Walters of Fastcase, however, thinks legislators are not focusing on areas where they should. “It’s not surprising that there’s a lot of action,” Walters says. “My concern is it’s the wrong action.” He says that while companies like Google, Tesla and GM convey a certain standard of quality, as more companies get into this space, the standards could be all over the map.
“The kinds of things we aren’t deciding are things like: How good should the vehicle’s software be before it gets on the road?” Walters says. Also, how should cars respond to law enforcement? “As far as I know, there is no law in any state that requires a driverless car to pull over for police.”
He also cites cybersecurity as a major area in which there hasn’t been enough focus. “These systems are very new and, ultimately, they’re just a network of computers,” Walters says. “They have all of the vulnerabilities that computers do.”
Walters says state officials’ hands might be tied when it comes to cybersecurity. Two proposed driverless car bills in Congress contain language pre-empting state standards for self-driving cars.

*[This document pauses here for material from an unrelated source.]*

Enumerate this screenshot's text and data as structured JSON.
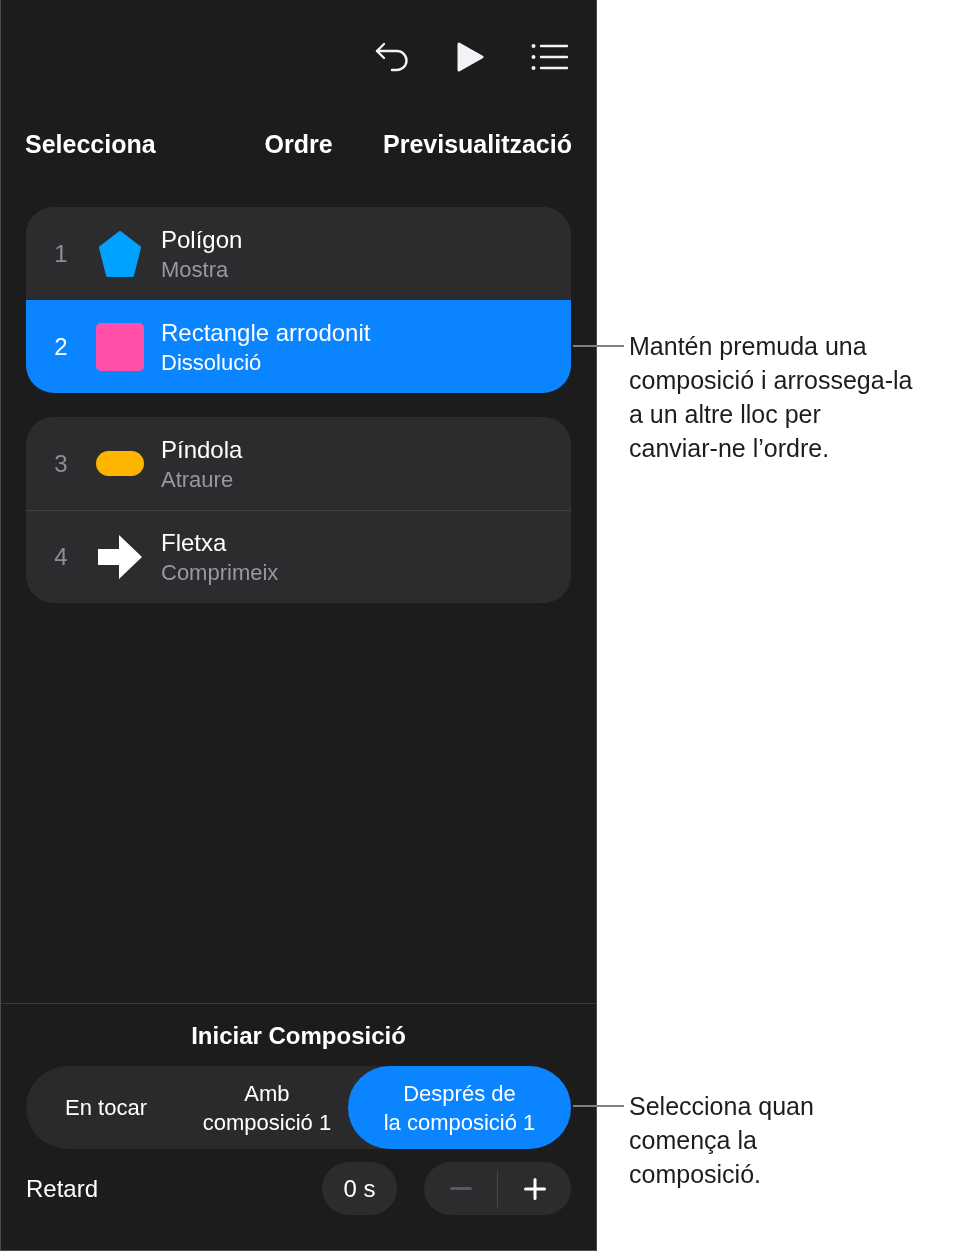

“It’s hard to imagine that state officials would have the expertise to regulate something as technical as cybersecurity for autonomous cars, at least not yet,” he says. “It’s a delicate balance. I wouldn’t want to see 51 different standards for cybersecurity; on the other hand, we could benefit from states creating best practices on security.”
Riehl of risk management company Stroz Friedberg agrees, adding he hasn’t seen any laws that address the security of software relating to automated vehicles. “The difficulty is that we don’t even know what the biggest risks are, much less how to protect against those risks,” Riehl says. “The law could be obsolete before the ink is even dry.”
This article was published in the March 2018 issue of the ABA Journal with the title "The Dangers of Digi-things: Writing the laws for when driverless cars (or other computerized products) take a wrong turn."